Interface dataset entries
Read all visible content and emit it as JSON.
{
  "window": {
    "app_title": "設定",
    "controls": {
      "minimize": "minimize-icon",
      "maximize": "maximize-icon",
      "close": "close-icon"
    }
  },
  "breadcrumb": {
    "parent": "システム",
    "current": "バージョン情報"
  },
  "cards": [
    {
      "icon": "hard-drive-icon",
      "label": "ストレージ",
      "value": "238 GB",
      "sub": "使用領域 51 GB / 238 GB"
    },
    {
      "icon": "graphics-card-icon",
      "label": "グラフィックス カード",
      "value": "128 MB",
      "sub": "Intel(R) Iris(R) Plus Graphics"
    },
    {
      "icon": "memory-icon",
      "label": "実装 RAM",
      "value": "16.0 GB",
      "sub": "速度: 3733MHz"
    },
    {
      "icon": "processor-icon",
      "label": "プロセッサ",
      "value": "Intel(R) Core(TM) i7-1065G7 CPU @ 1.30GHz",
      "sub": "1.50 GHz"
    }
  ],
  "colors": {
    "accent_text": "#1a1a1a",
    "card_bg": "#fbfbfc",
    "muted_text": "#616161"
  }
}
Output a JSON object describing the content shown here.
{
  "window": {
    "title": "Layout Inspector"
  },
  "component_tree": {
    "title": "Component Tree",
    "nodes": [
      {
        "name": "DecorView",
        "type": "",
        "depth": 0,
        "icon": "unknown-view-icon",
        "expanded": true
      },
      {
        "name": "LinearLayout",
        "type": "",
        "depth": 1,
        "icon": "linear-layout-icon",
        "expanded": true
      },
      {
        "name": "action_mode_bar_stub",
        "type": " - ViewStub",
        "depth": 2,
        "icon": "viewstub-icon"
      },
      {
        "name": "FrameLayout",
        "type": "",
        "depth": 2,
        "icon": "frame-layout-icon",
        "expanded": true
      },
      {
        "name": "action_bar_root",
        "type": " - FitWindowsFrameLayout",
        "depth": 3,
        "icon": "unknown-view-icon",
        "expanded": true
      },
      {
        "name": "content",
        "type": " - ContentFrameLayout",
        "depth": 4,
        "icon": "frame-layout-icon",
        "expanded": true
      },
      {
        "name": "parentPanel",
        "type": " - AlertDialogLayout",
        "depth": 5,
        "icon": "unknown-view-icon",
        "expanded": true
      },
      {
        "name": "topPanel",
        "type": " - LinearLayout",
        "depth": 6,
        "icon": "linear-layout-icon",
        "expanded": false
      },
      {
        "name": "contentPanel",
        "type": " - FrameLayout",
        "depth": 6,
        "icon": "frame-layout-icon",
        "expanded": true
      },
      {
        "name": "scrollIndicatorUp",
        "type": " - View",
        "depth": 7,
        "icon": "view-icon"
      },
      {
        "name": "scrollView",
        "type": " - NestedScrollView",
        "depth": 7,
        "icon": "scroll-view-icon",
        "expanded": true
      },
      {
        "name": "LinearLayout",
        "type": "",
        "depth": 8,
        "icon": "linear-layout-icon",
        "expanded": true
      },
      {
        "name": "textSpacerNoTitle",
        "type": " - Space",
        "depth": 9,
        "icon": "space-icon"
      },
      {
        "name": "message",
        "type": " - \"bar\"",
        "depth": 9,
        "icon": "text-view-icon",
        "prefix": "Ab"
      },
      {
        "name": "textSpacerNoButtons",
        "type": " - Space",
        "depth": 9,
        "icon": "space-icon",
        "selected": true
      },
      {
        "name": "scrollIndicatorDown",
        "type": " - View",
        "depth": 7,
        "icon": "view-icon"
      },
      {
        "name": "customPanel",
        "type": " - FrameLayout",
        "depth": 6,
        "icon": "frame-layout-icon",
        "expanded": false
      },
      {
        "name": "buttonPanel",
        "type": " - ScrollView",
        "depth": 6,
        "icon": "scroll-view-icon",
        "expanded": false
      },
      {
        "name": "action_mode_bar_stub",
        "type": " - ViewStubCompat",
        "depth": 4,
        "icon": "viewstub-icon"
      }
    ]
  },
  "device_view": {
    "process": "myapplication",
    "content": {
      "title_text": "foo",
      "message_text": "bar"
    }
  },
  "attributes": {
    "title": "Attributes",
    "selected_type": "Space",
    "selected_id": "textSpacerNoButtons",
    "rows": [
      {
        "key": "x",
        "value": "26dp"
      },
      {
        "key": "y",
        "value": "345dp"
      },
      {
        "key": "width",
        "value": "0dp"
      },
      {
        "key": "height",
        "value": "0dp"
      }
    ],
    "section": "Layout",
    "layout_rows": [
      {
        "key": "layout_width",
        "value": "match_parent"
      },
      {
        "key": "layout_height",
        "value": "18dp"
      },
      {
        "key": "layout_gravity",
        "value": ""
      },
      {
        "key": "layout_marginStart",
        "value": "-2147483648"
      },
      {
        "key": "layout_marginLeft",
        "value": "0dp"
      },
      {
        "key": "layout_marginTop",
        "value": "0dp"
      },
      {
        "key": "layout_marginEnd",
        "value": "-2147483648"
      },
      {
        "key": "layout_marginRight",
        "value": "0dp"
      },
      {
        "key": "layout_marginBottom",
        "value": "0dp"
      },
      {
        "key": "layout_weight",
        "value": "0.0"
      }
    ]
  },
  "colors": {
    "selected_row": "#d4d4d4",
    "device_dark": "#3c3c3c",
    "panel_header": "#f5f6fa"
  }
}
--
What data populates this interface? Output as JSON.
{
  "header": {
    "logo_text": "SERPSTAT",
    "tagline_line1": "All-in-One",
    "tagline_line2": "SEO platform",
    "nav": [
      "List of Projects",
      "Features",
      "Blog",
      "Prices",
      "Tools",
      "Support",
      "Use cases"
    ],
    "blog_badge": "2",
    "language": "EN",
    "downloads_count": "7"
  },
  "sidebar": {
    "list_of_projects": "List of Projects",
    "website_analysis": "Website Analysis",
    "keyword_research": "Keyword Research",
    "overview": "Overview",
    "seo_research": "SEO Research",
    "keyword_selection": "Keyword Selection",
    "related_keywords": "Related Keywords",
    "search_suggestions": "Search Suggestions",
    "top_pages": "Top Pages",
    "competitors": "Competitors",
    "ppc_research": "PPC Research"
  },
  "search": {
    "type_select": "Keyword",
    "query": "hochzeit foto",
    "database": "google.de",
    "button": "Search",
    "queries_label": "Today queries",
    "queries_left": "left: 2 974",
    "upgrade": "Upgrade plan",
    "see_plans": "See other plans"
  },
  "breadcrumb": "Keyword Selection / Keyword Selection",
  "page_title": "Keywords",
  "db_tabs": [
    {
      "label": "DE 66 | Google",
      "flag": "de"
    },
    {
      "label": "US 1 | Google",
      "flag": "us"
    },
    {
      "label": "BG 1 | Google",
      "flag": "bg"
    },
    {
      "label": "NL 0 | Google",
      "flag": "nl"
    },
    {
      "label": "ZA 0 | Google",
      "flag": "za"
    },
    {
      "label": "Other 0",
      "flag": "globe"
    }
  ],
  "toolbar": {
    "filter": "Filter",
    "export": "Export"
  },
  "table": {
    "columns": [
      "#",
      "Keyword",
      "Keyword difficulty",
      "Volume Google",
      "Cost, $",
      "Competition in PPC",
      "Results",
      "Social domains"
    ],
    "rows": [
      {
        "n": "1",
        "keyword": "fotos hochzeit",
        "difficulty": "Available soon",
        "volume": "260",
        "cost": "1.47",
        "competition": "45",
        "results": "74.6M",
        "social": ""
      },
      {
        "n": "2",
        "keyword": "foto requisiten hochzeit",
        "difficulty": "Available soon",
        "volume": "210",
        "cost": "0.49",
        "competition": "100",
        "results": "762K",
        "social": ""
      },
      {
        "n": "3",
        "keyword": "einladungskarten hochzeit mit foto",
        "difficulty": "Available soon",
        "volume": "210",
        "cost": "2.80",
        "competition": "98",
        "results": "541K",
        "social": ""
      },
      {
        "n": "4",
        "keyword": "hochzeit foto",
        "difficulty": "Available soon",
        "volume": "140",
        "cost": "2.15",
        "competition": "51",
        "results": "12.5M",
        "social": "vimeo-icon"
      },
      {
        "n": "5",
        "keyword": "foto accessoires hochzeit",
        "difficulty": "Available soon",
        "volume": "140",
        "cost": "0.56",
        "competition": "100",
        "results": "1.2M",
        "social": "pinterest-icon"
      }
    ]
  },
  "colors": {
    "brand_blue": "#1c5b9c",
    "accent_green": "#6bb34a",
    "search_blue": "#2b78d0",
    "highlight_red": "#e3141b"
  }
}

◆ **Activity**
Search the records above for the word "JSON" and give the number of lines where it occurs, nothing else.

◆ **Written answer**
3